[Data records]
=== Begin Enclosure ===
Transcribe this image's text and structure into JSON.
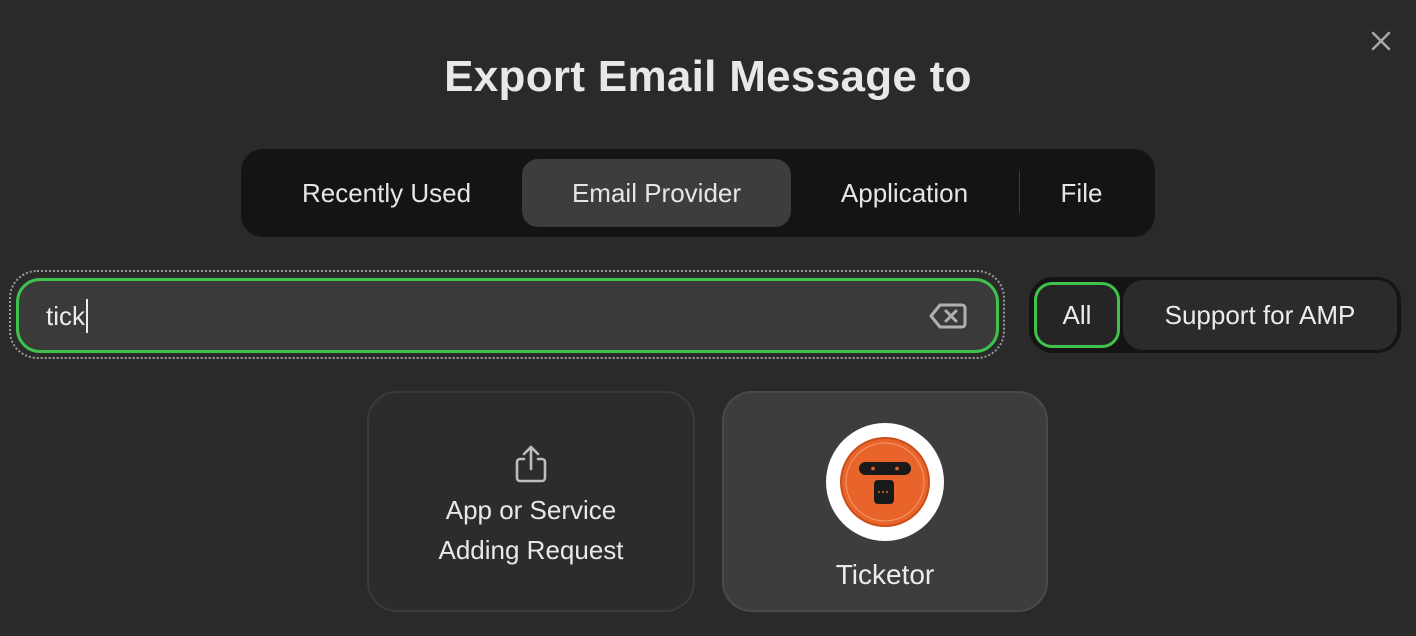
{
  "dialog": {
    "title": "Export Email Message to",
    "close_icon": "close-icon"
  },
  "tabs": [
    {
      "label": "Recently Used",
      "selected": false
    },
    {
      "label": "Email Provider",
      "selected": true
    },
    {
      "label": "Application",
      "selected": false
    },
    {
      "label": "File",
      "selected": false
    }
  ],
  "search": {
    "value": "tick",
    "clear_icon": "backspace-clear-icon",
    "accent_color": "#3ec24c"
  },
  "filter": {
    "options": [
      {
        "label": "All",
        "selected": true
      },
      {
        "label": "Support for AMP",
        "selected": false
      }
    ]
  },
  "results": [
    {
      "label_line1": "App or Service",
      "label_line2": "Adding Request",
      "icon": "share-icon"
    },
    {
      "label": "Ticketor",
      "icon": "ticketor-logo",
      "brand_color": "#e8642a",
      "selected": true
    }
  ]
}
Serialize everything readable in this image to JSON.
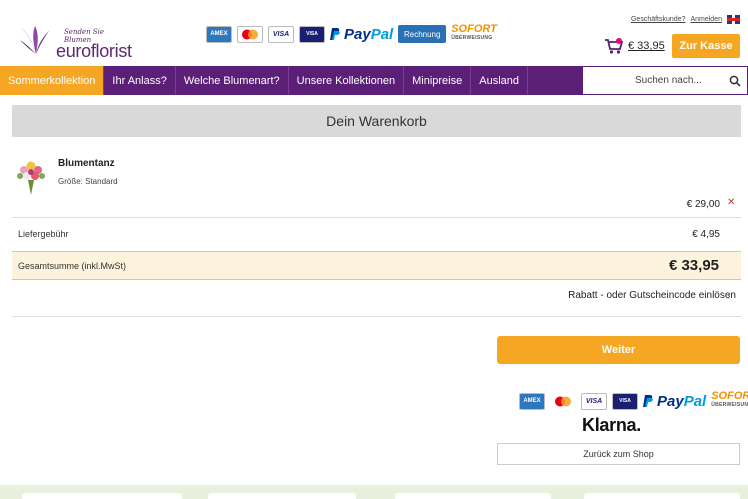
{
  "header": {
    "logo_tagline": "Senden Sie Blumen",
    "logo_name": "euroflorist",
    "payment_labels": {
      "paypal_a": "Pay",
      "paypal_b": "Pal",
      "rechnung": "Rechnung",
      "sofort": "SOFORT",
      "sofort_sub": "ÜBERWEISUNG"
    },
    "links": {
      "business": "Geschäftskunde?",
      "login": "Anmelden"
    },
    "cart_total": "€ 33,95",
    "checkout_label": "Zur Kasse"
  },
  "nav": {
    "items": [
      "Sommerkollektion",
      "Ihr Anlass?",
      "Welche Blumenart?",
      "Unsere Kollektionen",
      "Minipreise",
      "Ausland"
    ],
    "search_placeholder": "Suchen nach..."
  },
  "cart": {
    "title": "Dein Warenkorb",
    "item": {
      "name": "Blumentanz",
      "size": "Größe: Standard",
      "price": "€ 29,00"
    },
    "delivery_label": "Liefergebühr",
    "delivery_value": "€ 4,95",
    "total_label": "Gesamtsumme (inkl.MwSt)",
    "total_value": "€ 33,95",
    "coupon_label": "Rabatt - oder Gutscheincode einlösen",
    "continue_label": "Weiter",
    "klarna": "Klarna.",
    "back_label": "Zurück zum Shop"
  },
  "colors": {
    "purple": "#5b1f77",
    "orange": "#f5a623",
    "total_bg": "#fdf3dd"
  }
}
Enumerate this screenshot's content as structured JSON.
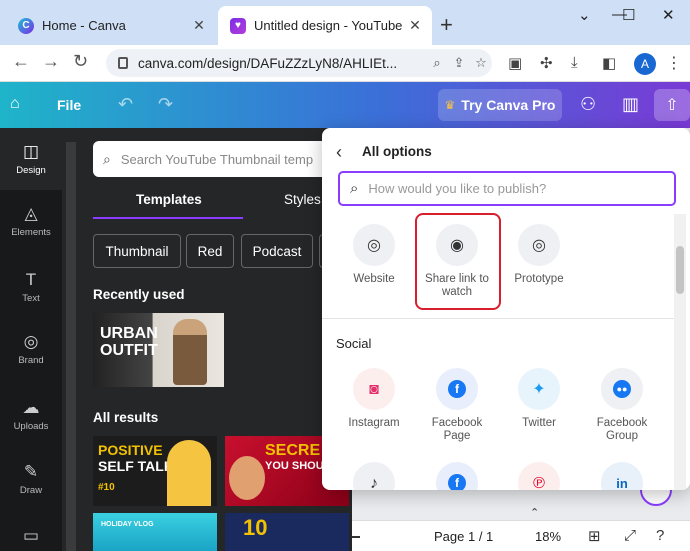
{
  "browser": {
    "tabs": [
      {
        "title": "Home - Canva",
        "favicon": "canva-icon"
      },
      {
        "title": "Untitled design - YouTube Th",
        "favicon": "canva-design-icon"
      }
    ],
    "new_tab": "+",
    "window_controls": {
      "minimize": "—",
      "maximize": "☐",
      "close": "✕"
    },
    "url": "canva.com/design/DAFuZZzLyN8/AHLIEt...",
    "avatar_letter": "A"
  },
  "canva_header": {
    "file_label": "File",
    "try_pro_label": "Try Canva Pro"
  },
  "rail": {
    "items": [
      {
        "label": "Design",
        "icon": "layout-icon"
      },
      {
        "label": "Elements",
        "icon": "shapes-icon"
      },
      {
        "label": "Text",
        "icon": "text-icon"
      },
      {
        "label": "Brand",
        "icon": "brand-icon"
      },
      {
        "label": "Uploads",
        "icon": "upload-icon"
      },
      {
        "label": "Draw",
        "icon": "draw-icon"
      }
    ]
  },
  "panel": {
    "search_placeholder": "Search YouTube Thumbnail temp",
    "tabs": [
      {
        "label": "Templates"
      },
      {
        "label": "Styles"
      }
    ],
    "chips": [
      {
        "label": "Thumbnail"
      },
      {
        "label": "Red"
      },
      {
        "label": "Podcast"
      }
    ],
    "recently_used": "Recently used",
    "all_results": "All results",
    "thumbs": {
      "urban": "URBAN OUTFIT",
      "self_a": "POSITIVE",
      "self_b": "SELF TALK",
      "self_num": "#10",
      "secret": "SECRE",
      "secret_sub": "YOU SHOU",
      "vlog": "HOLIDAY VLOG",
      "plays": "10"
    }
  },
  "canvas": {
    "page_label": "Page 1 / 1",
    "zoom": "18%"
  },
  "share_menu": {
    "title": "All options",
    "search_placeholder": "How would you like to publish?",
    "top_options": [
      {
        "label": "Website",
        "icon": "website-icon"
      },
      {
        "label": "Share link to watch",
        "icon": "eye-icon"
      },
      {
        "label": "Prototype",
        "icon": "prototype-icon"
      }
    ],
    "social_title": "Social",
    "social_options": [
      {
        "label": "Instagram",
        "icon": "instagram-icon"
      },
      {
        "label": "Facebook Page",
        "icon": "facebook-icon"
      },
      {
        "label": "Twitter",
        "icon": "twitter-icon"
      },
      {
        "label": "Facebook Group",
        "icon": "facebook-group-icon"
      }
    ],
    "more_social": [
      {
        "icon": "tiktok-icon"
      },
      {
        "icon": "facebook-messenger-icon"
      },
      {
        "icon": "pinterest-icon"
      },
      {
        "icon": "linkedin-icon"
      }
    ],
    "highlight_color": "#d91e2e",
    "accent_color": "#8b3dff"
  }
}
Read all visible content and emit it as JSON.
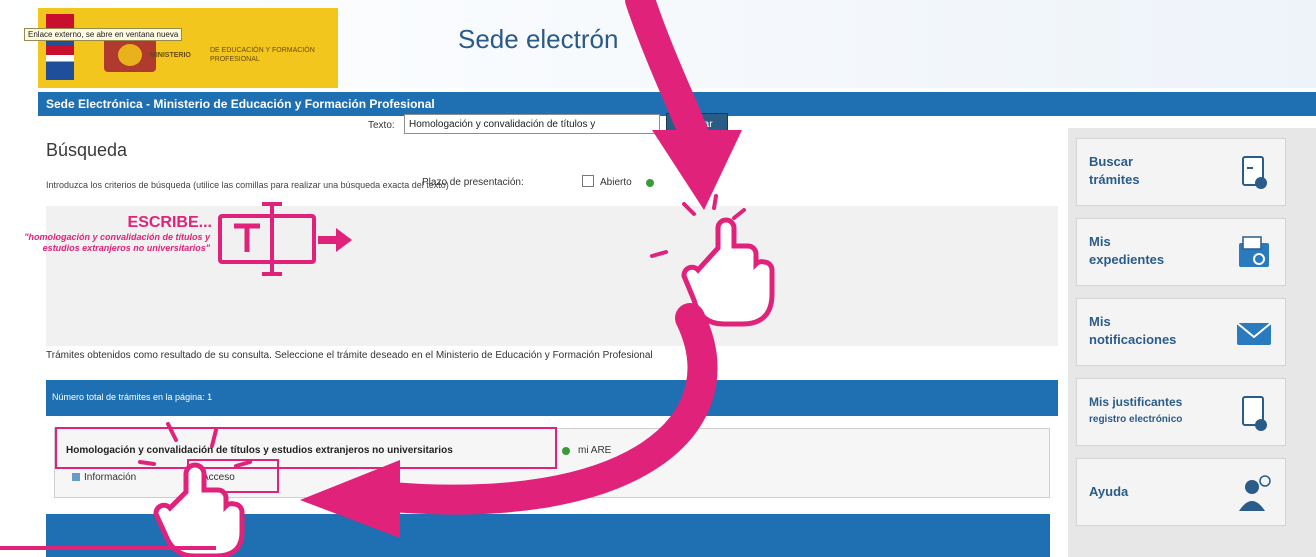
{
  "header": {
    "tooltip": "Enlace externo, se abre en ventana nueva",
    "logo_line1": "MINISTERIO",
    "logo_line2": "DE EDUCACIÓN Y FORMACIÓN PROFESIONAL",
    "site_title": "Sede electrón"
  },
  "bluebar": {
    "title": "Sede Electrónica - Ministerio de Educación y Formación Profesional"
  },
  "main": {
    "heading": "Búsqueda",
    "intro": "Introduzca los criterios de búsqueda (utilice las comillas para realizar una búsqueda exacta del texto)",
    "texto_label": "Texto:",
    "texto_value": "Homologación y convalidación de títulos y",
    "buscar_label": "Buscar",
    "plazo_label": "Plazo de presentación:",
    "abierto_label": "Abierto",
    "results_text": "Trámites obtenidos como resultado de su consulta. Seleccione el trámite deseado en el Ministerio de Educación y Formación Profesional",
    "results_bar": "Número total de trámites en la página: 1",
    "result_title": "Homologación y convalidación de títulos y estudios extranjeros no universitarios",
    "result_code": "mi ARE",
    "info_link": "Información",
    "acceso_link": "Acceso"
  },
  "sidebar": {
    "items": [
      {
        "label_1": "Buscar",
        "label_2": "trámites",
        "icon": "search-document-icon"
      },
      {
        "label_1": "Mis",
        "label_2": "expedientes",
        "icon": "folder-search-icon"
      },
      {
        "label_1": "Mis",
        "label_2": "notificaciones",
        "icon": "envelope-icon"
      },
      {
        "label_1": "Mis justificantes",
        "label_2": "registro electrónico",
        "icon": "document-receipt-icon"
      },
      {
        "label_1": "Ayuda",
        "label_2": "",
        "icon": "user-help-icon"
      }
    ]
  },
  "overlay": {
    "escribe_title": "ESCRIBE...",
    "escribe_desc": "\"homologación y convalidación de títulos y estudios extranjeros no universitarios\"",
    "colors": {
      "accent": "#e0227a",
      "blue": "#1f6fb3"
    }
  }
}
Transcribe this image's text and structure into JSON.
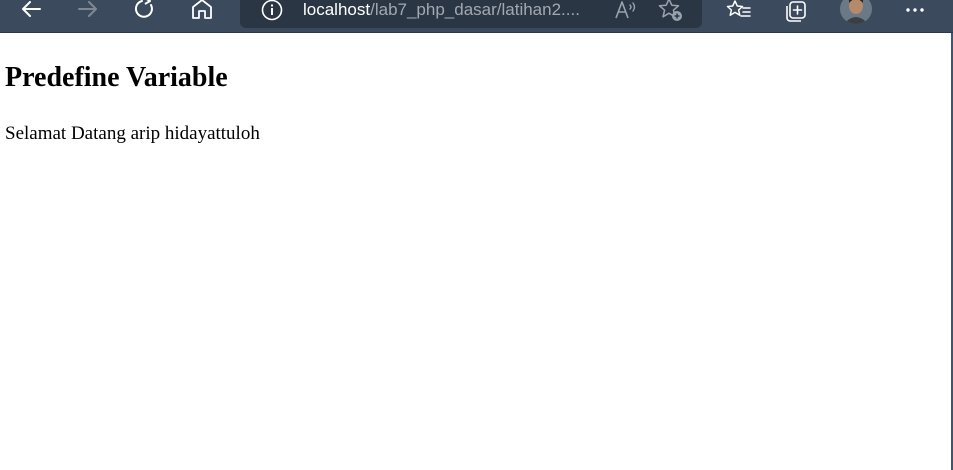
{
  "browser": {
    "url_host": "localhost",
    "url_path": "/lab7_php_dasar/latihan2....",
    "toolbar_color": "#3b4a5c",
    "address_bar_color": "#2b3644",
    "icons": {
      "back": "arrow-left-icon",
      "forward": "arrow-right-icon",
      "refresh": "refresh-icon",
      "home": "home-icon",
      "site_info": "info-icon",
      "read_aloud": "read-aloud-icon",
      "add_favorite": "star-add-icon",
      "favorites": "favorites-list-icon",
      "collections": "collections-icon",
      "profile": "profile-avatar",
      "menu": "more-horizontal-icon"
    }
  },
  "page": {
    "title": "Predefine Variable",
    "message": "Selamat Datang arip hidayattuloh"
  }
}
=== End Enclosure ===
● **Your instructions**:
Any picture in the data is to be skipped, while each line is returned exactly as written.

● **Task solution**:
Transcribe this image's text and structure into JSON.
{
  "dialog": {
    "title": "Export Email Message to",
    "close_icon": "close-icon"
  },
  "tabs": [
    {
      "label": "Recently Used",
      "selected": false
    },
    {
      "label": "Email Provider",
      "selected": true
    },
    {
      "label": "Application",
      "selected": false
    },
    {
      "label": "File",
      "selected": false
    }
  ],
  "search": {
    "value": "tick",
    "clear_icon": "backspace-clear-icon",
    "accent_color": "#3ec24c"
  },
  "filter": {
    "options": [
      {
        "label": "All",
        "selected": true
      },
      {
        "label": "Support for AMP",
        "selected": false
      }
    ]
  },
  "results": [
    {
      "label_line1": "App or Service",
      "label_line2": "Adding Request",
      "icon": "share-icon"
    },
    {
      "label": "Ticketor",
      "icon": "ticketor-logo",
      "brand_color": "#e8642a",
      "selected": true
    }
  ]
}
Serialize everything readable in this image to JSON.
{
  "header": {
    "logo_tagline": "Senden Sie Blumen",
    "logo_name": "euroflorist",
    "payment_labels": {
      "paypal_a": "Pay",
      "paypal_b": "Pal",
      "rechnung": "Rechnung",
      "sofort": "SOFORT",
      "sofort_sub": "ÜBERWEISUNG"
    },
    "links": {
      "business": "Geschäftskunde?",
      "login": "Anmelden"
    },
    "cart_total": "€ 33,95",
    "checkout_label": "Zur Kasse"
  },
  "nav": {
    "items": [
      "Sommerkollektion",
      "Ihr Anlass?",
      "Welche Blumenart?",
      "Unsere Kollektionen",
      "Minipreise",
      "Ausland"
    ],
    "search_placeholder": "Suchen nach..."
  },
  "cart": {
    "title": "Dein Warenkorb",
    "item": {
      "name": "Blumentanz",
      "size": "Größe: Standard",
      "price": "€ 29,00"
    },
    "delivery_label": "Liefergebühr",
    "delivery_value": "€ 4,95",
    "total_label": "Gesamtsumme (inkl.MwSt)",
    "total_value": "€ 33,95",
    "coupon_label": "Rabatt - oder Gutscheincode einlösen",
    "continue_label": "Weiter",
    "klarna": "Klarna.",
    "back_label": "Zurück zum Shop"
  },
  "colors": {
    "purple": "#5b1f77",
    "orange": "#f5a623",
    "total_bg": "#fdf3dd"
  }
}
Enumerate this screenshot's content as structured JSON.
{
  "browser": {
    "tabs": [
      {
        "title": "Home - Canva",
        "favicon": "canva-icon"
      },
      {
        "title": "Untitled design - YouTube Th",
        "favicon": "canva-design-icon"
      }
    ],
    "new_tab": "+",
    "window_controls": {
      "minimize": "—",
      "maximize": "☐",
      "close": "✕"
    },
    "url": "canva.com/design/DAFuZZzLyN8/AHLIEt...",
    "avatar_letter": "A"
  },
  "canva_header": {
    "file_label": "File",
    "try_pro_label": "Try Canva Pro"
  },
  "rail": {
    "items": [
      {
        "label": "Design",
        "icon": "layout-icon"
      },
      {
        "label": "Elements",
        "icon": "shapes-icon"
      },
      {
        "label": "Text",
        "icon": "text-icon"
      },
      {
        "label": "Brand",
        "icon": "brand-icon"
      },
      {
        "label": "Uploads",
        "icon": "upload-icon"
      },
      {
        "label": "Draw",
        "icon": "draw-icon"
      }
    ]
  },
  "panel": {
    "search_placeholder": "Search YouTube Thumbnail temp",
    "tabs": [
      {
        "label": "Templates"
      },
      {
        "label": "Styles"
      }
    ],
    "chips": [
      {
        "label": "Thumbnail"
      },
      {
        "label": "Red"
      },
      {
        "label": "Podcast"
      }
    ],
    "recently_used": "Recently used",
    "all_results": "All results",
    "thumbs": {
      "urban": "URBAN OUTFIT",
      "self_a": "POSITIVE",
      "self_b": "SELF TALK",
      "self_num": "#10",
      "secret": "SECRE",
      "secret_sub": "YOU SHOU",
      "vlog": "HOLIDAY VLOG",
      "plays": "10"
    }
  },
  "canvas": {
    "page_label": "Page 1 / 1",
    "zoom": "18%"
  },
  "share_menu": {
    "title": "All options",
    "search_placeholder": "How would you like to publish?",
    "top_options": [
      {
        "label": "Website",
        "icon": "website-icon"
      },
      {
        "label": "Share link to watch",
        "icon": "eye-icon"
      },
      {
        "label": "Prototype",
        "icon": "prototype-icon"
      }
    ],
    "social_title": "Social",
    "social_options": [
      {
        "label": "Instagram",
        "icon": "instagram-icon"
      },
      {
        "label": "Facebook Page",
        "icon": "facebook-icon"
      },
      {
        "label": "Twitter",
        "icon": "twitter-icon"
      },
      {
        "label": "Facebook Group",
        "icon": "facebook-group-icon"
      }
    ],
    "more_social": [
      {
        "icon": "tiktok-icon"
      },
      {
        "icon": "facebook-messenger-icon"
      },
      {
        "icon": "pinterest-icon"
      },
      {
        "icon": "linkedin-icon"
      }
    ],
    "highlight_color": "#d91e2e",
    "accent_color": "#8b3dff"
  }
}
Read all visible content and emit it as JSON.
{
  "header": {
    "tooltip": "Enlace externo, se abre en ventana nueva",
    "logo_line1": "MINISTERIO",
    "logo_line2": "DE EDUCACIÓN Y FORMACIÓN PROFESIONAL",
    "site_title": "Sede electrón"
  },
  "bluebar": {
    "title": "Sede Electrónica - Ministerio de Educación y Formación Profesional"
  },
  "main": {
    "heading": "Búsqueda",
    "intro": "Introduzca los criterios de búsqueda (utilice las comillas para realizar una búsqueda exacta del texto)",
    "texto_label": "Texto:",
    "texto_value": "Homologación y convalidación de títulos y",
    "buscar_label": "Buscar",
    "plazo_label": "Plazo de presentación:",
    "abierto_label": "Abierto",
    "results_text": "Trámites obtenidos como resultado de su consulta. Seleccione el trámite deseado en el Ministerio de Educación y Formación Profesional",
    "results_bar": "Número total de trámites en la página: 1",
    "result_title": "Homologación y convalidación de títulos y estudios extranjeros no universitarios",
    "result_code": "mi ARE",
    "info_link": "Información",
    "acceso_link": "Acceso"
  },
  "sidebar": {
    "items": [
      {
        "label_1": "Buscar",
        "label_2": "trámites",
        "icon": "search-document-icon"
      },
      {
        "label_1": "Mis",
        "label_2": "expedientes",
        "icon": "folder-search-icon"
      },
      {
        "label_1": "Mis",
        "label_2": "notificaciones",
        "icon": "envelope-icon"
      },
      {
        "label_1": "Mis justificantes",
        "label_2": "registro electrónico",
        "icon": "document-receipt-icon"
      },
      {
        "label_1": "Ayuda",
        "label_2": "",
        "icon": "user-help-icon"
      }
    ]
  },
  "overlay": {
    "escribe_title": "ESCRIBE...",
    "escribe_desc": "\"homologación y convalidación de títulos y estudios extranjeros no universitarios\"",
    "colors": {
      "accent": "#e0227a",
      "blue": "#1f6fb3"
    }
  }
}
Transcribe this image's text and structure into JSON.
{
  "browser": {
    "url_host": "localhost",
    "url_path": "/lab7_php_dasar/latihan2....",
    "toolbar_color": "#3b4a5c",
    "address_bar_color": "#2b3644",
    "icons": {
      "back": "arrow-left-icon",
      "forward": "arrow-right-icon",
      "refresh": "refresh-icon",
      "home": "home-icon",
      "site_info": "info-icon",
      "read_aloud": "read-aloud-icon",
      "add_favorite": "star-add-icon",
      "favorites": "favorites-list-icon",
      "collections": "collections-icon",
      "profile": "profile-avatar",
      "menu": "more-horizontal-icon"
    }
  },
  "page": {
    "title": "Predefine Variable",
    "message": "Selamat Datang arip hidayattuloh"
  }
}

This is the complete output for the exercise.